▸ WHAT IS REQUIRED:
The whole listing below should be duplicated exactly, with nothing left out.

▸ ENTRIES SHOWN:
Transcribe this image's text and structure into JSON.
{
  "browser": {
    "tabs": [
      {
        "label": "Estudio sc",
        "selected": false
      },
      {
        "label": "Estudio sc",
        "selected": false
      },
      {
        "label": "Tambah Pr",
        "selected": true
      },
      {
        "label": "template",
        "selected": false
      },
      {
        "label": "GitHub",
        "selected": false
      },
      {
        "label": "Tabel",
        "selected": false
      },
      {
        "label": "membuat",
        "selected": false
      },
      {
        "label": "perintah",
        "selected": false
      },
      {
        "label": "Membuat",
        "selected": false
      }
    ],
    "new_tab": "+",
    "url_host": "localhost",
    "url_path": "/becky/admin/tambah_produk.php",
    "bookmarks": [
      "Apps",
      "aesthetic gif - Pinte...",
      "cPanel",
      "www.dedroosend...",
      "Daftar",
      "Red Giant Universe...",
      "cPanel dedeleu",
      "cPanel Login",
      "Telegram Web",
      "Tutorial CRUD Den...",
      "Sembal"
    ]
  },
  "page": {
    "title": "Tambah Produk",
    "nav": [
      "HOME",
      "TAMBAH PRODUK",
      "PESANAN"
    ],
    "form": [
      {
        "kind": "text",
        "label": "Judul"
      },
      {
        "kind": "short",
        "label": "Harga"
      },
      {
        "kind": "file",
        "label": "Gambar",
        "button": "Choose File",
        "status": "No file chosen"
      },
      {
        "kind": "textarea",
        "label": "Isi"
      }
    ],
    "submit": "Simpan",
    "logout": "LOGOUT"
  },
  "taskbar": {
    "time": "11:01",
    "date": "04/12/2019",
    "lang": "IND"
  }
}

▸ EXERCISE RESPONSE:
Transcribe this image's text and structure into JSON.
{
  "browser": {
    "tabs": [
      {
        "label": "Estudio sc",
        "selected": false
      },
      {
        "label": "Estudio sc",
        "selected": false
      },
      {
        "label": "Tambah Pr",
        "selected": true
      },
      {
        "label": "template",
        "selected": false
      },
      {
        "label": "GitHub",
        "selected": false
      },
      {
        "label": "Tabel",
        "selected": false
      },
      {
        "label": "membuat",
        "selected": false
      },
      {
        "label": "perintah",
        "selected": false
      },
      {
        "label": "Membuat",
        "selected": false
      }
    ],
    "new_tab": "+",
    "url_host": "localhost",
    "url_path": "/becky/admin/tambah_produk.php",
    "bookmarks": [
      "Apps",
      "aesthetic gif - Pinte...",
      "cPanel",
      "www.dedroosend...",
      "Daftar",
      "Red Giant Universe...",
      "cPanel dedeleu",
      "cPanel Login",
      "Telegram Web",
      "Tutorial CRUD Den...",
      "Sembal"
    ]
  },
  "page": {
    "title": "Tambah Produk",
    "nav": [
      "HOME",
      "TAMBAH PRODUK",
      "PESANAN"
    ],
    "form": [
      {
        "kind": "text",
        "label": "Judul"
      },
      {
        "kind": "short",
        "label": "Harga"
      },
      {
        "kind": "file",
        "label": "Gambar",
        "button": "Choose File",
        "status": "No file chosen"
      },
      {
        "kind": "textarea",
        "label": "Isi"
      }
    ],
    "submit": "Simpan",
    "logout": "LOGOUT"
  },
  "taskbar": {
    "time": "11:01",
    "date": "04/12/2019",
    "lang": "IND"
  }
}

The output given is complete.